MENOMONEE FALLS - The Stars and Stripes Honor Flight will recognize the heroism of 25 Waukesha County veterans on its 38th mission Saturday, April 8.
Walt Stumpf and Jack Koehn, Korean War Army veterans and Menomonee Falls residents, are both being escorted by their daughters.
Stumpf was a Morse code interceptor and dealt with communications between Korea and China.
"I copied the five-digit groupings on a typewriter, and I could copy 25 words a minute," Stumpf said. "We would give those messages to the cryptanalyst that was in the next room of our operations building. We operated three rotating shifts eight hours a day. That was my exciting military experience.
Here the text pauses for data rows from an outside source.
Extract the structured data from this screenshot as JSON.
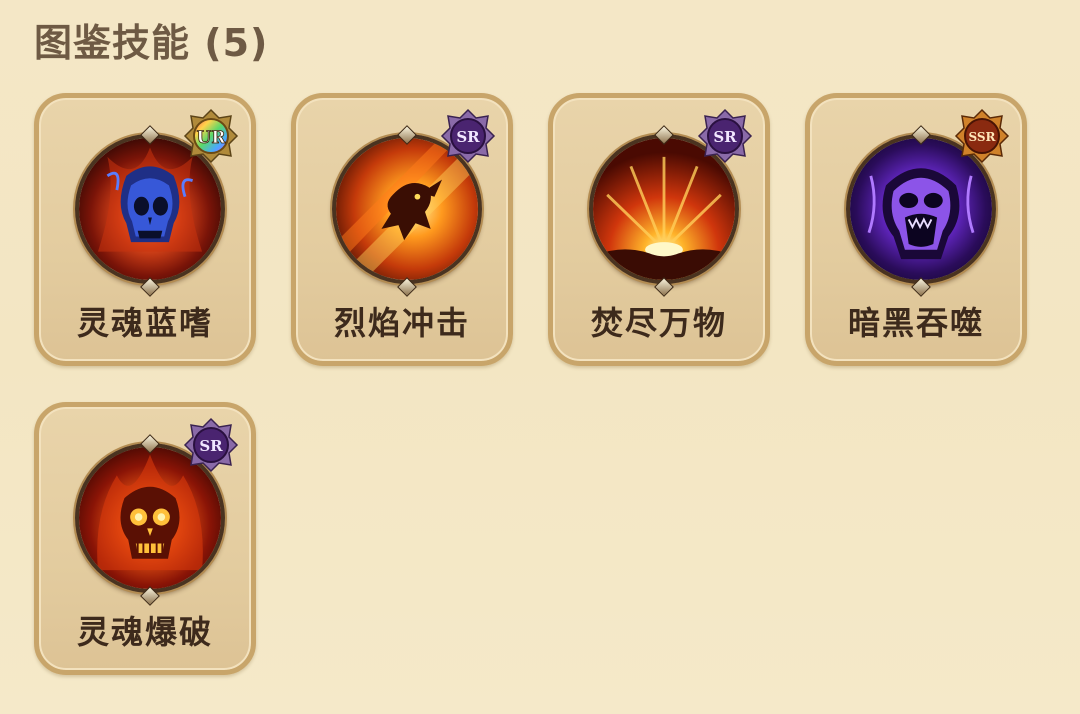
{
  "header": {
    "title": "图鉴技能 (5)"
  },
  "colors": {
    "background": "#f4e7c6",
    "card_border": "#c8a56a",
    "title_text": "#6e5a44",
    "name_text": "#3d2a1c"
  },
  "skills": [
    {
      "name": "灵魂蓝嗜",
      "rarity": "UR",
      "icon": "blue-flame-skull-icon"
    },
    {
      "name": "烈焰冲击",
      "rarity": "SR",
      "icon": "fire-dash-icon"
    },
    {
      "name": "焚尽万物",
      "rarity": "SR",
      "icon": "fire-eruption-icon"
    },
    {
      "name": "暗黑吞噬",
      "rarity": "SSR",
      "icon": "shadow-skull-icon"
    },
    {
      "name": "灵魂爆破",
      "rarity": "SR",
      "icon": "flame-skull-icon"
    }
  ]
}
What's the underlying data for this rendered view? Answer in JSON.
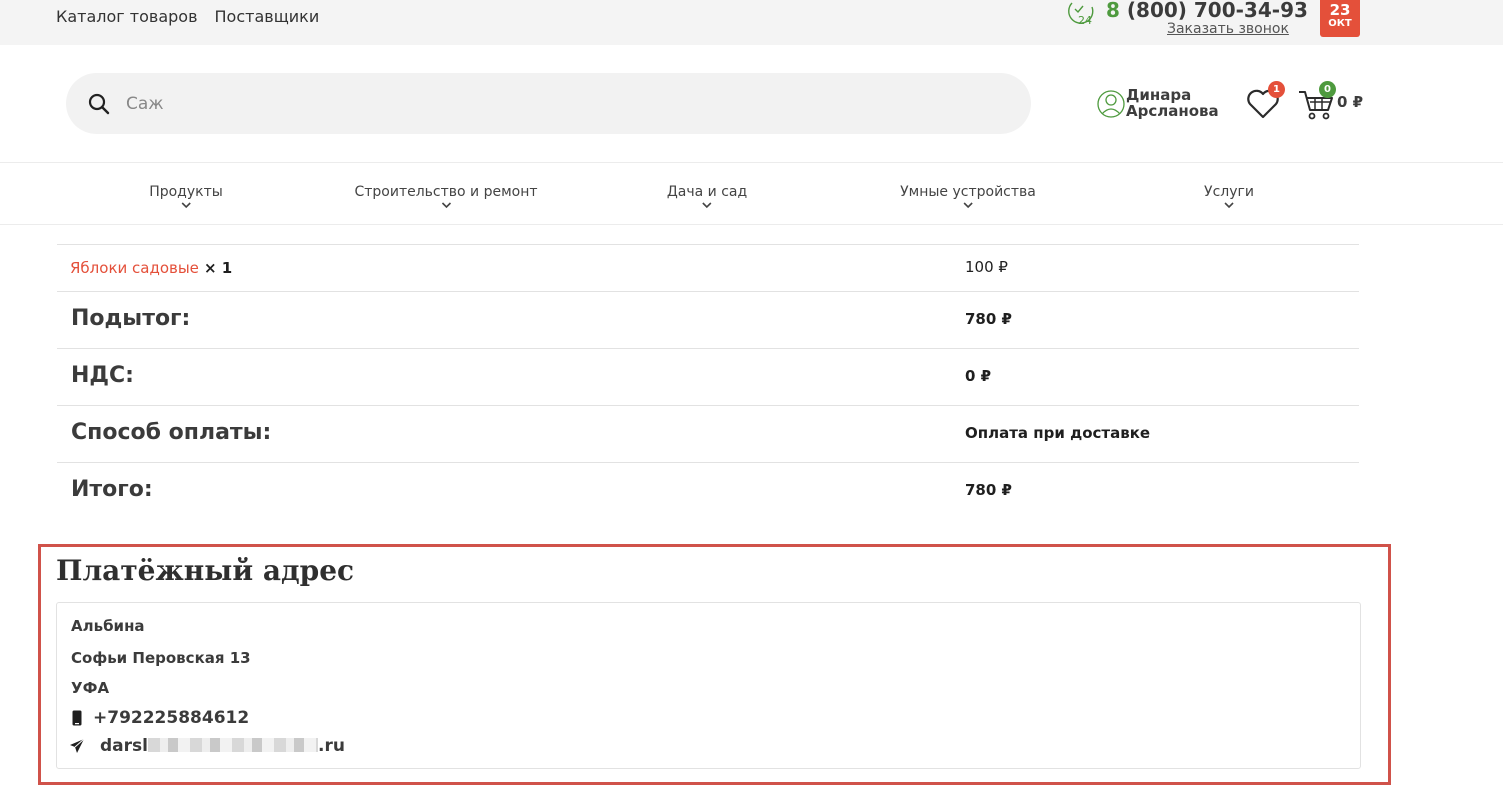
{
  "topbar": {
    "nav": [
      "Каталог товаров",
      "Поставщики"
    ],
    "phone_prefix": "8",
    "phone_number": "(800) 700-34-93",
    "callback": "Заказать звонок",
    "date_day": "23",
    "date_month": "ОКТ"
  },
  "header": {
    "search_value": "Саж",
    "user_first": "Динара",
    "user_last": "Арсланова",
    "wishlist_count": "1",
    "cart_count": "0",
    "cart_sum": "0 ₽"
  },
  "catnav": [
    "Продукты",
    "Строительство и ремонт",
    "Дача и сад",
    "Умные устройства",
    "Услуги"
  ],
  "order": {
    "product_name": "Яблоки садовые",
    "product_qty": "× 1",
    "product_price": "100 ₽",
    "rows": [
      {
        "label": "Подытог:",
        "value": "780 ₽"
      },
      {
        "label": "НДС:",
        "value": "0 ₽"
      },
      {
        "label": "Способ оплаты:",
        "value": "Оплата при доставке"
      },
      {
        "label": "Итого:",
        "value": "780 ₽"
      }
    ]
  },
  "billing": {
    "title": "Платёжный адрес",
    "name": "Альбина",
    "street": "Софьи Перовская 13",
    "city": "УФА",
    "phone": "+792225884612",
    "email_start": "darsl",
    "email_end": ".ru"
  },
  "colors": {
    "accent_red": "#e4503a",
    "accent_green": "#4e9a3e",
    "highlight_border": "#d0524a"
  }
}
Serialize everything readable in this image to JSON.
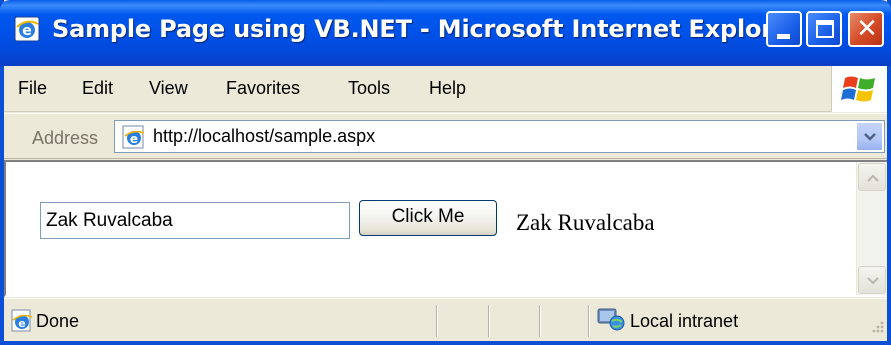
{
  "window": {
    "title": "Sample Page using VB.NET - Microsoft Internet Explorer",
    "title_bar_color": "#0054e3",
    "close_button_color": "#d44a26"
  },
  "menu": {
    "items": [
      {
        "label": "File"
      },
      {
        "label": "Edit"
      },
      {
        "label": "View"
      },
      {
        "label": "Favorites"
      },
      {
        "label": "Tools"
      },
      {
        "label": "Help"
      }
    ],
    "logo_icon": "windows-flag-icon"
  },
  "address": {
    "label": "Address",
    "url": "http://localhost/sample.aspx",
    "page_icon": "ie-page-icon"
  },
  "page": {
    "input_value": "Zak Ruvalcaba",
    "button_label": "Click Me",
    "output_text": "Zak Ruvalcaba"
  },
  "status": {
    "text": "Done",
    "zone": "Local intranet",
    "zone_icon": "local-intranet-icon"
  }
}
Even today — and that was ’53 when I learned the Morse code — I can still recite the Morse code faster than you can recite the alphabet; it just stays with you forever.”
He enlisted in the U.S. Army Security Agency in September 1952, near the end of the Korean War.
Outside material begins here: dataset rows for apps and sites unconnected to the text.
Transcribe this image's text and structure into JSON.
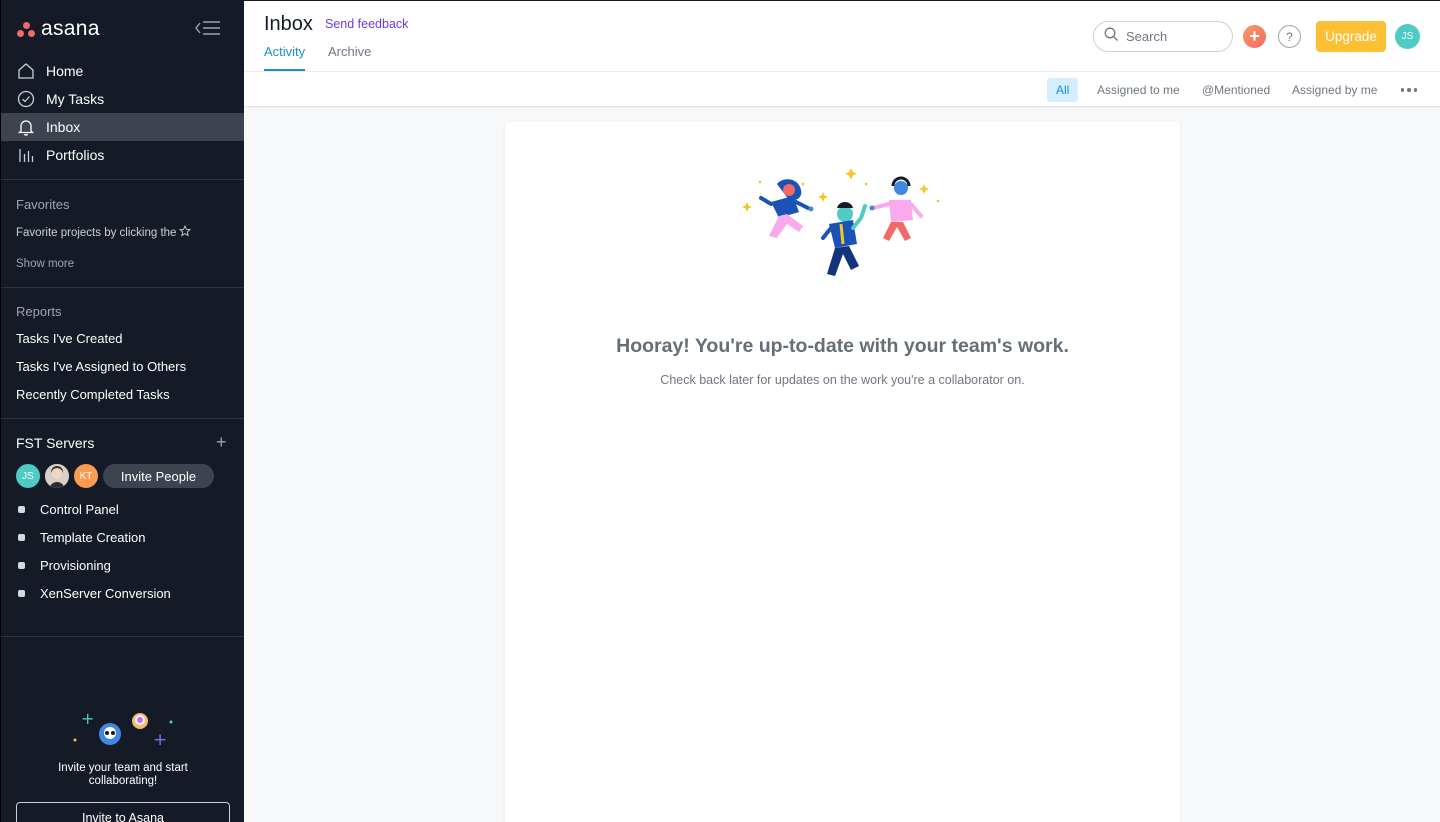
{
  "sidebar": {
    "logo_text": "asana",
    "nav": [
      {
        "label": "Home",
        "icon": "home-icon"
      },
      {
        "label": "My Tasks",
        "icon": "check-circle-icon"
      },
      {
        "label": "Inbox",
        "icon": "bell-icon",
        "active": true
      },
      {
        "label": "Portfolios",
        "icon": "bar-chart-icon"
      }
    ],
    "favorites": {
      "title": "Favorites",
      "hint": "Favorite projects by clicking the",
      "hint_icon": "star-outline-icon",
      "show_more": "Show more"
    },
    "reports": {
      "title": "Reports",
      "items": [
        "Tasks I've Created",
        "Tasks I've Assigned to Others",
        "Recently Completed Tasks"
      ]
    },
    "team": {
      "name": "FST Servers",
      "members": [
        {
          "initials": "JS",
          "color": "#4ecbc4"
        },
        {
          "initials": "",
          "color": "#e8ecee"
        },
        {
          "initials": "KT",
          "color": "#fd9a51"
        }
      ],
      "invite_label": "Invite People",
      "projects": [
        "Control Panel",
        "Template Creation",
        "Provisioning",
        "XenServer Conversion"
      ]
    },
    "invite_promo": {
      "text": "Invite your team and start collaborating!",
      "button": "Invite to Asana"
    }
  },
  "header": {
    "title": "Inbox",
    "feedback": "Send feedback",
    "tabs": [
      {
        "label": "Activity",
        "active": true
      },
      {
        "label": "Archive",
        "active": false
      }
    ],
    "search_placeholder": "Search",
    "help_label": "?",
    "upgrade_label": "Upgrade",
    "user_initials": "JS"
  },
  "filters": {
    "items": [
      {
        "label": "All",
        "active": true
      },
      {
        "label": "Assigned to me",
        "active": false
      },
      {
        "label": "@Mentioned",
        "active": false
      },
      {
        "label": "Assigned by me",
        "active": false
      }
    ]
  },
  "empty_state": {
    "title": "Hooray! You're up-to-date with your team's work.",
    "subtitle": "Check back later for updates on the work you're a collaborator on."
  },
  "colors": {
    "sidebar_bg": "#151b26",
    "accent_blue": "#1f8dd6",
    "upgrade": "#fdbf33",
    "brand_coral": "#f06a6a",
    "feedback_purple": "#6a3ce0"
  }
}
"I never did see any combat in Korea; I spent eight weeks in basic training in Kansas and then eight months special training in Fort Evans, Massachusetts," Stumpf said. "In August of 1973, I went over and spent the full last two years of my service on the island of Okinawa and so I was in a non-combat organization. I was very fortunate compared to a lot of veterans who were in that same era. I’m grateful for that."
Stumpf's daughter, an army veteran herself from Portland, Oregon, spent more than five years in the Army Nurse Corps. She will fly into Wisconsin on Friday and will be his guardian on the trip to Washington.
Stumpf's Honor Flight experience is an early birthday present, as he is turning 84 on May 1.
“I’m just looking forward to the total Honor Flight experience," Stumpf said. “I’m most excited to see the Korean Memorial. I’ve heard from different people that is the one they really like the best. I’m really looking forward to the whole day.”
Koehn, age 88, served from 1951-53 in Korea as part of the Army's Military Police.
“Well, most of the time, we tried to stay alive, but we also directed traffic, and I was in the motor pool so I had to go and pick up our vehicles when they were damaged one way or another; a few battles in between," Koehn said. "We were about 2 miles off the line, the 38th parallel.”
Even though he has been to Washington several times, he's looking forward to the time he will spend with his daughter, Julie, on the trip, whose idea it was to participate in Honor Flight, and with his peer veterans.
Richard Michels, Vietnam veteran from Menomonee Falls, and Bill Leissring, Korean War veteran of Butler, will also attend the Honor Flight on April 8.
Since Honor Flight's founding in 2008, it has flown 4,818 local veterans on these trips of honor. Other scheduled flights for 2017 will take place on Sunday, May 21, Friday, June 9, Saturday, Sept. 16, Saturday, Oct. 14, and Saturday, Nov. 4.
Honor Flight is an all-volunteer organization with no paid staff and no offices.